"""

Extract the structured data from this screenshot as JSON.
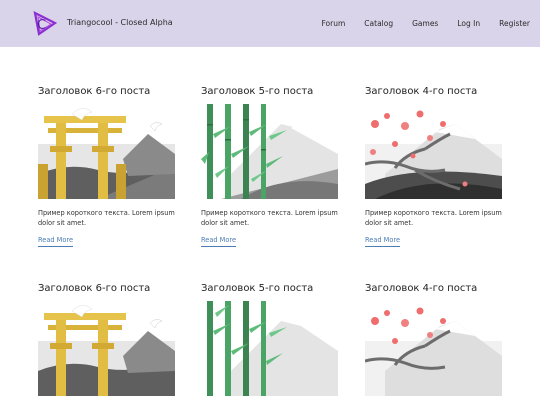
{
  "header": {
    "brand": "Triangocool - Closed Alpha",
    "logo_text": "TC",
    "nav": [
      "Forum",
      "Catalog",
      "Games",
      "Log In",
      "Register"
    ]
  },
  "posts": [
    {
      "title": "Заголовок 6-го поста",
      "excerpt": "Пример короткого текста. Lorem ipsum dolor sit amet.",
      "cta": "Read More",
      "image": "torii-gate"
    },
    {
      "title": "Заголовок 5-го поста",
      "excerpt": "Пример короткого текста. Lorem ipsum dolor sit amet.",
      "cta": "Read More",
      "image": "bamboo-mountain"
    },
    {
      "title": "Заголовок 4-го поста",
      "excerpt": "Пример короткого текста. Lorem ipsum dolor sit amet.",
      "cta": "Read More",
      "image": "sakura-fuji"
    },
    {
      "title": "Заголовок 6-го поста",
      "excerpt": "",
      "cta": "",
      "image": "torii-gate"
    },
    {
      "title": "Заголовок 5-го поста",
      "excerpt": "",
      "cta": "",
      "image": "bamboo-mountain"
    },
    {
      "title": "Заголовок 4-го поста",
      "excerpt": "",
      "cta": "",
      "image": "sakura-fuji"
    }
  ],
  "colors": {
    "header_bg": "#d9d4ea",
    "link": "#4b7cb6",
    "logo_purple": "#8b2fd1"
  }
}
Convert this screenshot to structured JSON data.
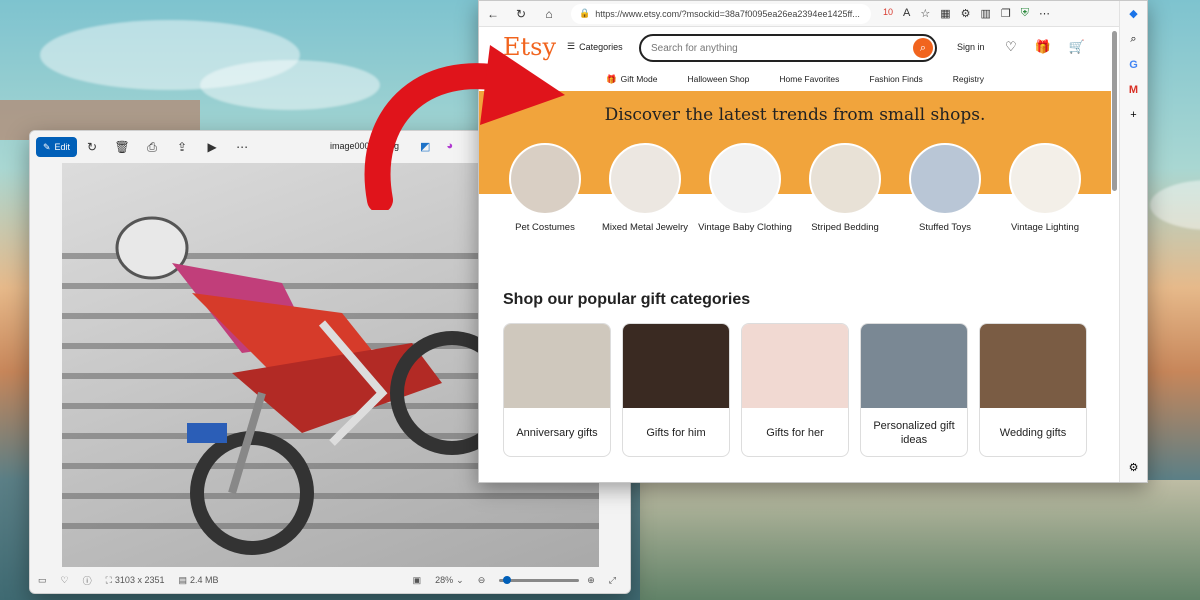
{
  "colors": {
    "etsy_orange": "#f1641e",
    "trends_bg": "#f1a43c",
    "edit_blue": "#005fb8",
    "arrow_red": "#e0141b"
  },
  "viewer": {
    "edit_label": "Edit",
    "filename": "image00002.jpeg",
    "toolbar_icons": [
      "rotate-icon",
      "delete-icon",
      "print-icon",
      "share-icon",
      "slideshow-icon",
      "more-icon"
    ],
    "status": {
      "dimensions": "3103 x 2351",
      "size": "2.4 MB",
      "zoom": "28%"
    }
  },
  "browser": {
    "url": "https://www.etsy.com/?msockid=38a7f0095ea26ea2394ee1425ff...",
    "tab_badge": "10"
  },
  "etsy": {
    "logo": "Etsy",
    "categories_label": "Categories",
    "search_placeholder": "Search for anything",
    "signin_label": "Sign in",
    "subnav": [
      "Gift Mode",
      "Halloween Shop",
      "Home Favorites",
      "Fashion Finds",
      "Registry"
    ],
    "trends_title": "Discover the latest trends from small shops.",
    "trend_items": [
      {
        "label": "Pet Costumes",
        "color": "#d9cfc4"
      },
      {
        "label": "Mixed Metal Jewelry",
        "color": "#ece7e1"
      },
      {
        "label": "Vintage Baby Clothing",
        "color": "#f2f2f2"
      },
      {
        "label": "Striped Bedding",
        "color": "#e8e1d6"
      },
      {
        "label": "Stuffed Toys",
        "color": "#b9c6d6"
      },
      {
        "label": "Vintage Lighting",
        "color": "#f3efe8"
      }
    ],
    "gifts_title": "Shop our popular gift categories",
    "gift_items": [
      {
        "label": "Anniversary gifts",
        "color": "#cfc8bd"
      },
      {
        "label": "Gifts for him",
        "color": "#3a2a22"
      },
      {
        "label": "Gifts for her",
        "color": "#f1d9d2"
      },
      {
        "label": "Personalized gift ideas",
        "color": "#7a8894"
      },
      {
        "label": "Wedding gifts",
        "color": "#7a5c44"
      }
    ]
  }
}
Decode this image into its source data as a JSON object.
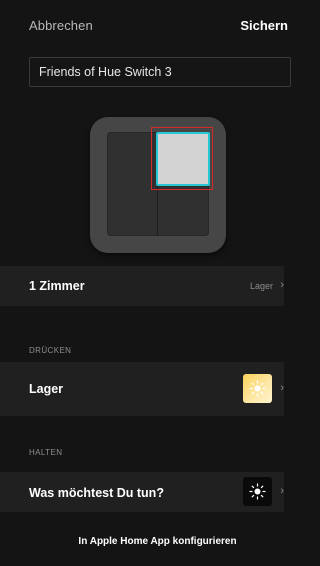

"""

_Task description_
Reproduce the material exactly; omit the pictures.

_Output below_
Extract the structured data from this screenshot as JSON.
{
  "header": {
    "brand": "Triangocool - Closed Alpha",
    "logo_text": "TC",
    "nav": [
      "Forum",
      "Catalog",
      "Games",
      "Log In",
      "Register"
    ]
  },
  "posts": [
    {
      "title": "Заголовок 6-го поста",
      "excerpt": "Пример короткого текста. Lorem ipsum dolor sit amet.",
      "cta": "Read More",
      "image": "torii-gate"
    },
    {
      "title": "Заголовок 5-го поста",
      "excerpt": "Пример короткого текста. Lorem ipsum dolor sit amet.",
      "cta": "Read More",
      "image": "bamboo-mountain"
    },
    {
      "title": "Заголовок 4-го поста",
      "excerpt": "Пример короткого текста. Lorem ipsum dolor sit amet.",
      "cta": "Read More",
      "image": "sakura-fuji"
    },
    {
      "title": "Заголовок 6-го поста",
      "excerpt": "",
      "cta": "",
      "image": "torii-gate"
    },
    {
      "title": "Заголовок 5-го поста",
      "excerpt": "",
      "cta": "",
      "image": "bamboo-mountain"
    },
    {
      "title": "Заголовок 4-го поста",
      "excerpt": "",
      "cta": "",
      "image": "sakura-fuji"
    }
  ],
  "colors": {
    "header_bg": "#d9d4ea",
    "link": "#4b7cb6",
    "logo_purple": "#8b2fd1"
  }
}
Convert this screenshot to structured JSON data.
{
  "colors": {
    "etsy_orange": "#f1641e",
    "trends_bg": "#f1a43c",
    "edit_blue": "#005fb8",
    "arrow_red": "#e0141b"
  },
  "viewer": {
    "edit_label": "Edit",
    "filename": "image00002.jpeg",
    "toolbar_icons": [
      "rotate-icon",
      "delete-icon",
      "print-icon",
      "share-icon",
      "slideshow-icon",
      "more-icon"
    ],
    "status": {
      "dimensions": "3103 x 2351",
      "size": "2.4 MB",
      "zoom": "28%"
    }
  },
  "browser": {
    "url": "https://www.etsy.com/?msockid=38a7f0095ea26ea2394ee1425ff...",
    "tab_badge": "10"
  },
  "etsy": {
    "logo": "Etsy",
    "categories_label": "Categories",
    "search_placeholder": "Search for anything",
    "signin_label": "Sign in",
    "subnav": [
      "Gift Mode",
      "Halloween Shop",
      "Home Favorites",
      "Fashion Finds",
      "Registry"
    ],
    "trends_title": "Discover the latest trends from small shops.",
    "trend_items": [
      {
        "label": "Pet Costumes",
        "color": "#d9cfc4"
      },
      {
        "label": "Mixed Metal Jewelry",
        "color": "#ece7e1"
      },
      {
        "label": "Vintage Baby Clothing",
        "color": "#f2f2f2"
      },
      {
        "label": "Striped Bedding",
        "color": "#e8e1d6"
      },
      {
        "label": "Stuffed Toys",
        "color": "#b9c6d6"
      },
      {
        "label": "Vintage Lighting",
        "color": "#f3efe8"
      }
    ],
    "gifts_title": "Shop our popular gift categories",
    "gift_items": [
      {
        "label": "Anniversary gifts",
        "color": "#cfc8bd"
      },
      {
        "label": "Gifts for him",
        "color": "#3a2a22"
      },
      {
        "label": "Gifts for her",
        "color": "#f1d9d2"
      },
      {
        "label": "Personalized gift ideas",
        "color": "#7a8894"
      },
      {
        "label": "Wedding gifts",
        "color": "#7a5c44"
      }
    ]
  }
}
Decode this image into its source data as a JSON object.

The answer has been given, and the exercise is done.